One of Juniper's main concerns is what he calls "the
high-performance network", which will have three primary
attributes: "they're fast, they're very reliable and they're
secure — and all of that translates into economics
that are very attractive".
That will reduce the cost of capital expenditure and the
operating cost, "by consolidating the number of networks, by
delivering dual infrastructures or virtual segmentation in
those networks so you can run multiple different services from
a single point of control."
That's a fundamental requirement, he says. "There's relentless
pressure on cost and optimisation." Though there are the long
"to help balance the economics so that it doesn't all depend on
waiting for this value to be realised", he says. "There are
some short-term things to be done that help us get to where we
want to go."
Unlike many traditional vendors, Juniper has not moved into
managed services, with the exception of some deals in managed
security that it has signed with TeliaSonera and others.
"From our point of view the services business and the managed
services business is quite different from the innovation
business," says Kriens. "What we're interested in doing is
innovating with state of the art technology and then
cooperating with those who have the kind of workforce and
business model around service management."
Which leads naturally on to innovation itself. It's a
fiercely competitive industry. How does Juniper manage to spend
enough to innovate at the right speed?
"By having a considerable amount of money to spend," says
Kriens. "We spent over $600 million last year and will spend
more than that this year, and we are doing it with laser focus
on high-performance networking."
That will be the focus in the next couple of years: "A
combination of intelligence and performance at scale —
and all three of those dimensions without compromise," he says.
Normally if you want intelligence, the traffic has to go slow,
he explains, and if the traffic has to be fast, then "you can't
look as deeply into it".
And if you want high performance and high intelligence at scale

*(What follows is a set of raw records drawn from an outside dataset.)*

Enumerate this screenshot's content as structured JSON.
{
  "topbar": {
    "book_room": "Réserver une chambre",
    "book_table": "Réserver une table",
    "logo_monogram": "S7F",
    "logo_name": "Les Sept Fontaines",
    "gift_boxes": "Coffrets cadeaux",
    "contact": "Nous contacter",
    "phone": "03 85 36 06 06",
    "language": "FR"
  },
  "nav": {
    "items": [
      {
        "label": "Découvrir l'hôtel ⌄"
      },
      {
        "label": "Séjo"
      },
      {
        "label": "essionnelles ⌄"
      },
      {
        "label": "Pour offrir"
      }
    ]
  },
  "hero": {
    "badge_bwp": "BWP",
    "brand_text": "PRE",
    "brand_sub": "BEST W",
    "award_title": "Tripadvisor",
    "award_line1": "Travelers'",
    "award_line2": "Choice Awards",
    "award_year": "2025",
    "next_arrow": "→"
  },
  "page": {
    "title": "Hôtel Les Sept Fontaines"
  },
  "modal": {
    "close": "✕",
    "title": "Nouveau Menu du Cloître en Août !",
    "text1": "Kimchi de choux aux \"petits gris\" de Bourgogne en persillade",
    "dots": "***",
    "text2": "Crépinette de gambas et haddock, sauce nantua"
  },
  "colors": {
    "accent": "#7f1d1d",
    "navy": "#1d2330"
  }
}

"it becomes very dangerous", Kriens adds.
"We're spending about as much as anybody, and we have 12 years
of learning behind what we do. We know some things that aren't
knowable until they've been done. We're awfully focussed and
we're learned a great deal. The spending we're doing is giving
a lot of leverage," he says.
"What we're providing is the infrastructure and the
intelligence that can make the delivery possible. There has to
be knowledge of the customers and we provide the network
intelligence and the infrastructure that allows you to do that,
without compromising the performance of the network in the
A few years ago Juniper was instrumental in creating IPSphere,
an organisation set up to promote a new set of standards for
high-performance use of the internet.
"We nurtured it into existence in the first place but we are
only one of many members," says Kriens.
"What they've done is build an architecture around how to
enable this type of thing to happen. It's a business model with
a network designed behind it, so that people with content and
information to share can advertise themselves, and the network
itself can become seamless across multiple boundaries."
It's not unlike what happens in the traditional voice area when
you pick up a telephone in the US and make a call to the UK.
The industry has long had standards over connecting and paying
for the call. Now, the says, a similar set of arrangements is
needed for IP traffic.
"If I have a high-priority connection, if it's a guaranteed
high bandwidth on a connection that initiates in one territory
and terminates in another, how do you make sure that's seamless
and that there's a simple settlement out of it?"
That's the point of IPSphere, says Kriens. There are operators
and equipment providers in the organisation: operators such as
BT, NTT and Verizon; vendors such as Cisco, Huawei and Tellabs
as well as Juniper.
Is he pleased with the outcome and has Juniper earned business
benefits? "It's very long term, as the design of the
infrastructure has to be agreed upon and then has to be
implemented across more than one operator: all those are in the
critical path before we see an obvious benefit. It's a long
road and it takes a lot of effort and support."
But structurally it is important to do, says Kriens. "There's
progress but a lot of work to do." GTB